Data exploration is typically conducted using a combination of automated and manual activities.[1][2][3] Automated activities can include data profiling or data visualization or tabular reports to give the analyst an initial view into the data and an understanding of key characteristics.[1]

This is often followed by manual drill-down or filtering of the data to identify anomalies or patterns identified through the automated actions. Data exploration can also require manual scripting and queries into the data (e.g. using languages such as SQL or R) or using spreadsheets or similar tools to view the raw data.[4]

All of these activities are aimed at creating a mental model and understanding of the data in the mind of the analyst, and defining basic metadata (statistics, structure, relationships) for the data set that can be used in further analysis.[1]

Once this initial understanding of the data is had, the data can be pruned or refined by removing unusable parts of the data (data cleansing), correcting poorly formatted elements and defining relevant relationships across datasets.[2] This process is also known as determining data quality.[4]

Data exploration can also refer to the ad hoc querying or visualization of data to identify potential relationships or insights that may be hidden in the data and does not require to formulate assumptions beforehand.[1]

Traditionally, this had been a key area of focus for statisticians, with John Tukey being a key evangelist in the field.[5] Today, data exploration is more widespread and is the focus of data analysts and data scientists; the latter being a relatively new role within enterprises and larger organizations.

Interactive Data Exploration[edit]

This area of data exploration has become an area of interest in the field of machine learning.
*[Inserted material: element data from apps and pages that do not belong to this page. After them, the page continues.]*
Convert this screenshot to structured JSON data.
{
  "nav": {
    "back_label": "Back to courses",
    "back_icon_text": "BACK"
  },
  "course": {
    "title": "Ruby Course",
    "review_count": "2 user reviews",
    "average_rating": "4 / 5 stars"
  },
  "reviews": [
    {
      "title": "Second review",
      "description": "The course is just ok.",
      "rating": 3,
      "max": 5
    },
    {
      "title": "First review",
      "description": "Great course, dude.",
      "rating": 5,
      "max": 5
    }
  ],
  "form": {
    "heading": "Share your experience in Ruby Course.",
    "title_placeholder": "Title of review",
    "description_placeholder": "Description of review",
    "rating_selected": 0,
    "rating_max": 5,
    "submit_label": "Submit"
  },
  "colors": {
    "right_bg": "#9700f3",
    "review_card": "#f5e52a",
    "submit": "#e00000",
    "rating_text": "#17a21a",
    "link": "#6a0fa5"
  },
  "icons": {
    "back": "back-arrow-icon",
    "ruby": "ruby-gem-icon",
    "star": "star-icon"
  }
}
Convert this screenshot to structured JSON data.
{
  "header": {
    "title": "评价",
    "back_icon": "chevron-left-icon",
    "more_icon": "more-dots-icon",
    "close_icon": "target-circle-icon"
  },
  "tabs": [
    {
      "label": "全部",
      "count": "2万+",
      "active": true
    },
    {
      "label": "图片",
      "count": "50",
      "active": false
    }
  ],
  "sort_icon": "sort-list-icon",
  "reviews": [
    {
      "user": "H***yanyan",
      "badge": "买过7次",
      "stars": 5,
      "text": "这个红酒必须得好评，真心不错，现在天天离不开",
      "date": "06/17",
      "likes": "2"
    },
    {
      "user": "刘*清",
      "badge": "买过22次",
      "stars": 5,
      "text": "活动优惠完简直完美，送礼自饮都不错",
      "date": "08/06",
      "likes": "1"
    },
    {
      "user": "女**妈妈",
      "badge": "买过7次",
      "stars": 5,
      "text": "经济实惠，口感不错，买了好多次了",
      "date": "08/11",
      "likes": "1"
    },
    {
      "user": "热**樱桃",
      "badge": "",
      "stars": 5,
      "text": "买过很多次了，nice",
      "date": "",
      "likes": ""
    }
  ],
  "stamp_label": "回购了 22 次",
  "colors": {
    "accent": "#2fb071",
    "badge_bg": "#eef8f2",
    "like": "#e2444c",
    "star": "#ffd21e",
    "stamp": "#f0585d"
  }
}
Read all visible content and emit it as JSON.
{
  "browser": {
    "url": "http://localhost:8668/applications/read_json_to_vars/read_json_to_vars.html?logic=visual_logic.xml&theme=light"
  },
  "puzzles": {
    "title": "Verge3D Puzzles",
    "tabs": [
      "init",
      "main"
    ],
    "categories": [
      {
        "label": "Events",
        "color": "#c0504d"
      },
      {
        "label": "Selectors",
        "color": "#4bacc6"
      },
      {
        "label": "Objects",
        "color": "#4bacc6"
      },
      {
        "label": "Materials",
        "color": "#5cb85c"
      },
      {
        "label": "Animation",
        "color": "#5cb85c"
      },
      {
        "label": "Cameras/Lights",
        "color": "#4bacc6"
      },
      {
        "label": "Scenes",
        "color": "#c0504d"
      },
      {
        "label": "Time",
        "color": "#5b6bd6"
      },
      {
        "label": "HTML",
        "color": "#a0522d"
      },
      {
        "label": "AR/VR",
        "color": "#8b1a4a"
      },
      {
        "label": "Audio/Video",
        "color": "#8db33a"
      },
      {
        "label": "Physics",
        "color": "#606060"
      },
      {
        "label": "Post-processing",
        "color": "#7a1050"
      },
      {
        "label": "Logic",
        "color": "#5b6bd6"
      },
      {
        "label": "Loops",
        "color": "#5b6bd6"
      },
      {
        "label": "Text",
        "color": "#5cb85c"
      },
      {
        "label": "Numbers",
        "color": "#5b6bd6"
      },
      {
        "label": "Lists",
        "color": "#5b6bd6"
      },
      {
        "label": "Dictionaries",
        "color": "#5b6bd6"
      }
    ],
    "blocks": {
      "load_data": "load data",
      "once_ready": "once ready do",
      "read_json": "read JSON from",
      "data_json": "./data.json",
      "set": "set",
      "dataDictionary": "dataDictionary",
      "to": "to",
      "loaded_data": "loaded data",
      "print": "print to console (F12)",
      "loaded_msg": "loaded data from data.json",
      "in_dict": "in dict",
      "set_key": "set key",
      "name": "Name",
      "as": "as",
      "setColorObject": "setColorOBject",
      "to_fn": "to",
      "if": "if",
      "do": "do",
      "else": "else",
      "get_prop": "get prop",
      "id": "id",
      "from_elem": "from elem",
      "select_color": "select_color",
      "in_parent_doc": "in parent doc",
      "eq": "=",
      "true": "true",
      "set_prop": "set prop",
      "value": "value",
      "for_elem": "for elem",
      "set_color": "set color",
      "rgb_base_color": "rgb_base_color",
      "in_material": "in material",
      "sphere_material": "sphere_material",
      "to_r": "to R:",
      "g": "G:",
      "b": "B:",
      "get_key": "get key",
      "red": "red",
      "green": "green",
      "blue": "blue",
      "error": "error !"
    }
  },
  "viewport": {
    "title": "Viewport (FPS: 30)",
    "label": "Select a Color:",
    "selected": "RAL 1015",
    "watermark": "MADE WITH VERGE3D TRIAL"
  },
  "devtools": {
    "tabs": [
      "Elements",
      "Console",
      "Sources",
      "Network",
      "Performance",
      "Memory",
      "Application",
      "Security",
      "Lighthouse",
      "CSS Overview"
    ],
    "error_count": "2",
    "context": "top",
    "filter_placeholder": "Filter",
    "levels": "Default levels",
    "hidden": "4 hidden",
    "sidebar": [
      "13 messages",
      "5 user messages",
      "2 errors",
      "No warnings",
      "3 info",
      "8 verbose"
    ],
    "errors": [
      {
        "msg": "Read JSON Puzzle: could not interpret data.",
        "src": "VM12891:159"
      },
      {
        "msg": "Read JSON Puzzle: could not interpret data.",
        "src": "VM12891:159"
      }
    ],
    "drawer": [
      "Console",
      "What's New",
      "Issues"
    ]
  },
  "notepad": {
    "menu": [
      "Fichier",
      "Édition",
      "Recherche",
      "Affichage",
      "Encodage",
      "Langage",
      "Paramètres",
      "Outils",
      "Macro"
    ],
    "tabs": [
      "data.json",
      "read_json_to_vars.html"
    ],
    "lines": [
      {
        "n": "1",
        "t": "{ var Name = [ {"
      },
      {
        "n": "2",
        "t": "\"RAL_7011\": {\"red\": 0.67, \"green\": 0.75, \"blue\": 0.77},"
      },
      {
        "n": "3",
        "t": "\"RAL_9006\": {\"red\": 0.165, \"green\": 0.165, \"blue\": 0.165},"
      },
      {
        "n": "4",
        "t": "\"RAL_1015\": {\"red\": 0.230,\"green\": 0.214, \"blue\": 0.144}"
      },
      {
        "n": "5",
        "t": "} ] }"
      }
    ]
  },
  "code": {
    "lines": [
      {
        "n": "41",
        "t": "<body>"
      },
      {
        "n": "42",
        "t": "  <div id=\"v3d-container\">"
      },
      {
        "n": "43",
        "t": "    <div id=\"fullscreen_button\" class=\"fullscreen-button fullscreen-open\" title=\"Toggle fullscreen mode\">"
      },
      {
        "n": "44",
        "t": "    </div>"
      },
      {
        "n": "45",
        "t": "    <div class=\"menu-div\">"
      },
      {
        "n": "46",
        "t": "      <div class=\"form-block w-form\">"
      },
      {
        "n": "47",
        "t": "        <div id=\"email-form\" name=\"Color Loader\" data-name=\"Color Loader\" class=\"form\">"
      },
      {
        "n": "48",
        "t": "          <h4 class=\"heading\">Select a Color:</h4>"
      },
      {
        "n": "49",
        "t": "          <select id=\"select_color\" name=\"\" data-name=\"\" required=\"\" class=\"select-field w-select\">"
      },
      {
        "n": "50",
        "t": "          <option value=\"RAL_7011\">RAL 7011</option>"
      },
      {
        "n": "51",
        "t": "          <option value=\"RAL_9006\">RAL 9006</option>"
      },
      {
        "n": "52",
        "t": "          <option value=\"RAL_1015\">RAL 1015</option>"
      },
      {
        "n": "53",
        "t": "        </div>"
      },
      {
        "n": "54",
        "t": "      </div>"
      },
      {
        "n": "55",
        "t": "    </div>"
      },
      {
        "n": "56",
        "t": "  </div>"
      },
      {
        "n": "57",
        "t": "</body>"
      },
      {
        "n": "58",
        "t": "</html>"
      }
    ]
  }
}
This is a relatively new field and is still evolving.[4] As its most basic level, a machine-learning algorithm can be fed a data set and can be used to identify whether a hypothesis is true based on the dataset. Common machine learning algorithms can focus on identifying specific patterns in the data.[2] Many common patterns include regression and classification or clustering, but there are many possible patterns and algorithms that can be applied to data via machine learning.

By employing machine learning, it is possible to find patterns or relationships in the data that would be difficult or impossible to find via manual inspection, trial and error or traditional exploration techniques.[6]


  • Trifacta – a data preparation and analysis platform
  • Paxata – self-service data preparation software
  • Alteryx – data blending and advanced data analytics software
  • Microsoft Power BI - interactive visualization and data analysis tool
  • OpenRefine - a standalone open source desktop application for data clean-up and data transformation
  • Tableau software – interactive data visualization software

See also[edit]


  1. ^ a b c d e FOSTER Open Science, Overview of Data Exploration Techniques: Stratos Idreos, Olga Papaemmonouil, Surajit Chaudhuri.
  2. ^ a b c, 2011 Wrangler: Interactive Visual Specification of Data Transformation Scripts, Kandel, Paepcke, Hellerstein Heer.
  3. ^ Arnab Nandi; H. V. Jagadish. Guided Interaction: Rethinking the Query-Result Paradigm (PDF). International Conference on Very Large Data Bases (VLDB) 2011.
  4. ^ a b c, IEEE Visual Analytics Science & Technology (VAST), Oct 2012 Enterprise Data Analysis and Visualization: An Interview Study., Sean Kandel, Andreas Paepcke, Joseph Hellerstein, Jeffrey Heer Proc.
  5. ^ Exploratory Data Analysis, Pearson. ISBN 978-0201076165
  6. ^ Machine Learning for Data Exploration